# WORK INSTRUCTIONS
Without leaving anything out, print every line of the data.

BEGIN MATERIAL FOR THE TASK

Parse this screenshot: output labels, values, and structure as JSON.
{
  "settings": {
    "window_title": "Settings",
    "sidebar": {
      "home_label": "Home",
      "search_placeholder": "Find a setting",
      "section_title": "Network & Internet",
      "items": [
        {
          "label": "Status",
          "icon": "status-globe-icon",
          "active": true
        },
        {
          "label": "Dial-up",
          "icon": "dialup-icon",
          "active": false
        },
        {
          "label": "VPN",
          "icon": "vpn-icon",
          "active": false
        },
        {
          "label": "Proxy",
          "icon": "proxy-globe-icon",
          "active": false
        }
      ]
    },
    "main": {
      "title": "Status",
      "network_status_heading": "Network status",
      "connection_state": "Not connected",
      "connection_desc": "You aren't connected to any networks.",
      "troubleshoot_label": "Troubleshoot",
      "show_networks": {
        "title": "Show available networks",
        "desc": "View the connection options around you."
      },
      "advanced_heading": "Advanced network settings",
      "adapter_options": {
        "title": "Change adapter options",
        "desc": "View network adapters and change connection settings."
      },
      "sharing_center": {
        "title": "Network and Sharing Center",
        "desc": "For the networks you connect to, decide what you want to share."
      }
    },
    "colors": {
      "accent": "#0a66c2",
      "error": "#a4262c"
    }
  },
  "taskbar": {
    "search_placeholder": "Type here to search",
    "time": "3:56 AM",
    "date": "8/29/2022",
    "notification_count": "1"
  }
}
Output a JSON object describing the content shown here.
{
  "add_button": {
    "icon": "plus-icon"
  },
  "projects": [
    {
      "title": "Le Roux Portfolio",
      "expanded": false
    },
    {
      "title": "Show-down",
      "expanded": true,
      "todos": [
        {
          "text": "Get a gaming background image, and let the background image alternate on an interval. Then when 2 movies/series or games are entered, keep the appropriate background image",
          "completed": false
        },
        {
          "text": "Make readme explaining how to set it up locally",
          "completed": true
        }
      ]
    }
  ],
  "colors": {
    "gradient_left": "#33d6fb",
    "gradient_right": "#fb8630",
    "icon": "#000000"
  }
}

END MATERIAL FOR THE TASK

# WORKED SOLUTION
Parse this screenshot: output labels, values, and structure as JSON.
{
  "settings": {
    "window_title": "Settings",
    "sidebar": {
      "home_label": "Home",
      "search_placeholder": "Find a setting",
      "section_title": "Network & Internet",
      "items": [
        {
          "label": "Status",
          "icon": "status-globe-icon",
          "active": true
        },
        {
          "label": "Dial-up",
          "icon": "dialup-icon",
          "active": false
        },
        {
          "label": "VPN",
          "icon": "vpn-icon",
          "active": false
        },
        {
          "label": "Proxy",
          "icon": "proxy-globe-icon",
          "active": false
        }
      ]
    },
    "main": {
      "title": "Status",
      "network_status_heading": "Network status",
      "connection_state": "Not connected",
      "connection_desc": "You aren't connected to any networks.",
      "troubleshoot_label": "Troubleshoot",
      "show_networks": {
        "title": "Show available networks",
        "desc": "View the connection options around you."
      },
      "advanced_heading": "Advanced network settings",
      "adapter_options": {
        "title": "Change adapter options",
        "desc": "View network adapters and change connection settings."
      },
      "sharing_center": {
        "title": "Network and Sharing Center",
        "desc": "For the networks you connect to, decide what you want to share."
      }
    },
    "colors": {
      "accent": "#0a66c2",
      "error": "#a4262c"
    }
  },
  "taskbar": {
    "search_placeholder": "Type here to search",
    "time": "3:56 AM",
    "date": "8/29/2022",
    "notification_count": "1"
  }
}
Output a JSON object describing the content shown here.
{
  "add_button": {
    "icon": "plus-icon"
  },
  "projects": [
    {
      "title": "Le Roux Portfolio",
      "expanded": false
    },
    {
      "title": "Show-down",
      "expanded": true,
      "todos": [
        {
          "text": "Get a gaming background image, and let the background image alternate on an interval. Then when 2 movies/series or games are entered, keep the appropriate background image",
          "completed": false
        },
        {
          "text": "Make readme explaining how to set it up locally",
          "completed": true
        }
      ]
    }
  ],
  "colors": {
    "gradient_left": "#33d6fb",
    "gradient_right": "#fb8630",
    "icon": "#000000"
  }
}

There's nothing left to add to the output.